### REQUIREMENT
Reproduce the data below in full and exclude every picture.
══ DATA FOR THIS TASK
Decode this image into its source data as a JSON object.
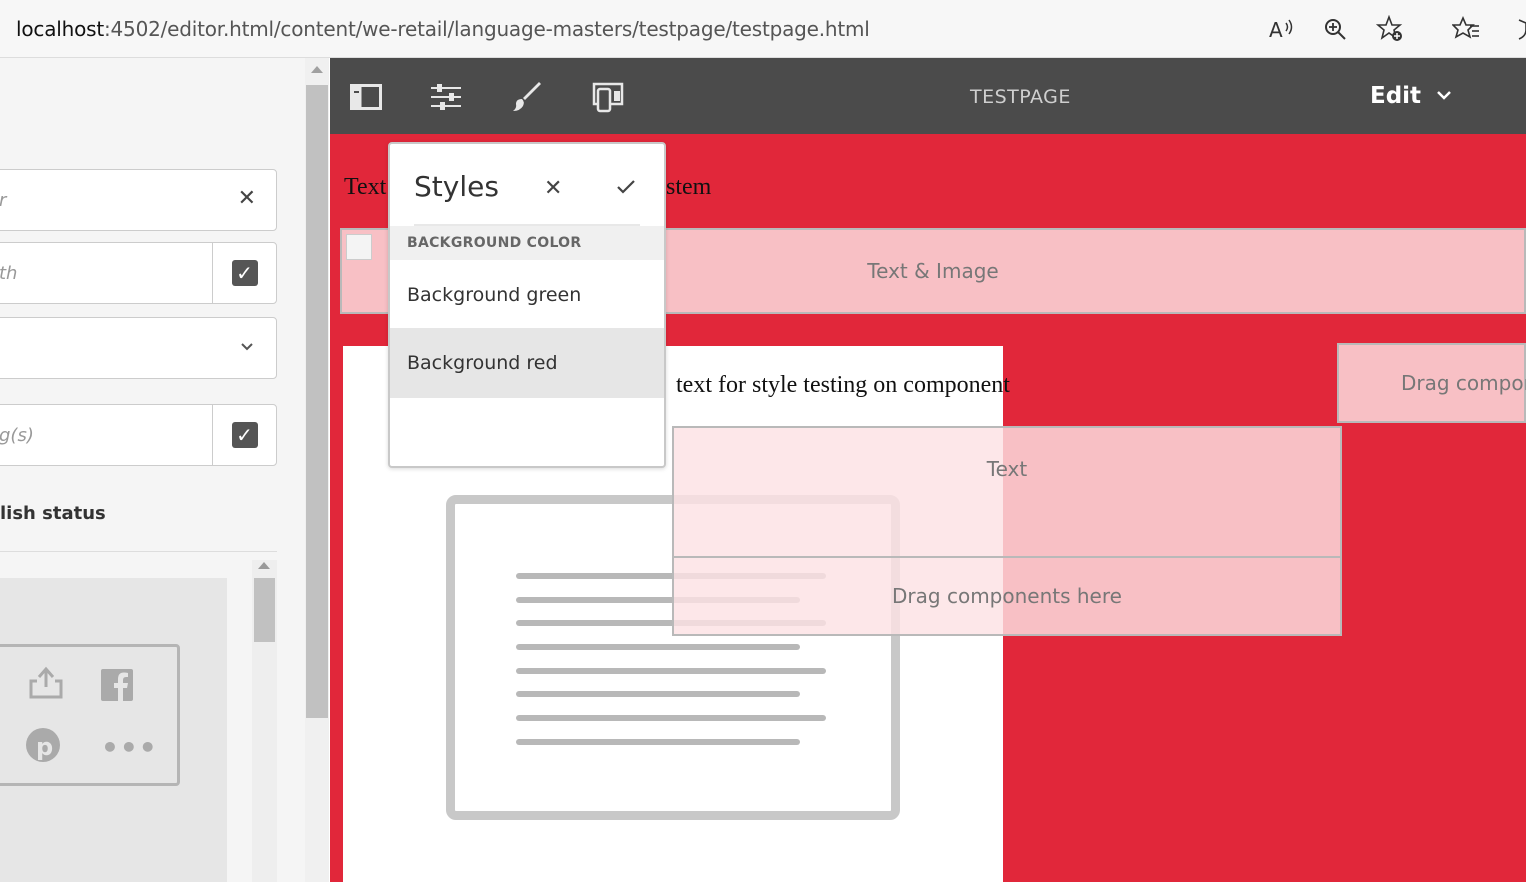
{
  "browser": {
    "url_host": "localhost",
    "url_rest": ":4502/editor.html/content/we-retail/language-masters/testpage/testpage.html"
  },
  "side_panel": {
    "field1_placeholder": "r",
    "field2_placeholder": "th",
    "field4_placeholder": "g(s)",
    "publish_status_label": "lish status"
  },
  "toolbar": {
    "page_title": "TESTPAGE",
    "mode_label": "Edit"
  },
  "canvas": {
    "title_text_left": "Text",
    "title_text_right": "stem",
    "text_image_placeholder": "Text & Image",
    "component_text": "text for style testing on component",
    "drag_components_right": "Drag compon",
    "text_placeholder": "Text",
    "drag_components_here": "Drag components here"
  },
  "styles_popover": {
    "title": "Styles",
    "group_label": "BACKGROUND COLOR",
    "items": [
      {
        "label": "Background green",
        "selected": false
      },
      {
        "label": "Background red",
        "selected": true
      }
    ]
  },
  "colors": {
    "canvas_bg": "#e1273a",
    "toolbar_bg": "#4b4b4b",
    "placeholder_bg": "#fce2e4"
  }
}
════
### ANSWER TO THIS PROBLEM
Decode this image into its source data as a JSON object.
{
  "browser": {
    "url_host": "localhost",
    "url_rest": ":4502/editor.html/content/we-retail/language-masters/testpage/testpage.html"
  },
  "side_panel": {
    "field1_placeholder": "r",
    "field2_placeholder": "th",
    "field4_placeholder": "g(s)",
    "publish_status_label": "lish status"
  },
  "toolbar": {
    "page_title": "TESTPAGE",
    "mode_label": "Edit"
  },
  "canvas": {
    "title_text_left": "Text",
    "title_text_right": "stem",
    "text_image_placeholder": "Text & Image",
    "component_text": "text for style testing on component",
    "drag_components_right": "Drag compon",
    "text_placeholder": "Text",
    "drag_components_here": "Drag components here"
  },
  "styles_popover": {
    "title": "Styles",
    "group_label": "BACKGROUND COLOR",
    "items": [
      {
        "label": "Background green",
        "selected": false
      },
      {
        "label": "Background red",
        "selected": true
      }
    ]
  },
  "colors": {
    "canvas_bg": "#e1273a",
    "toolbar_bg": "#4b4b4b",
    "placeholder_bg": "#fce2e4"
  }
}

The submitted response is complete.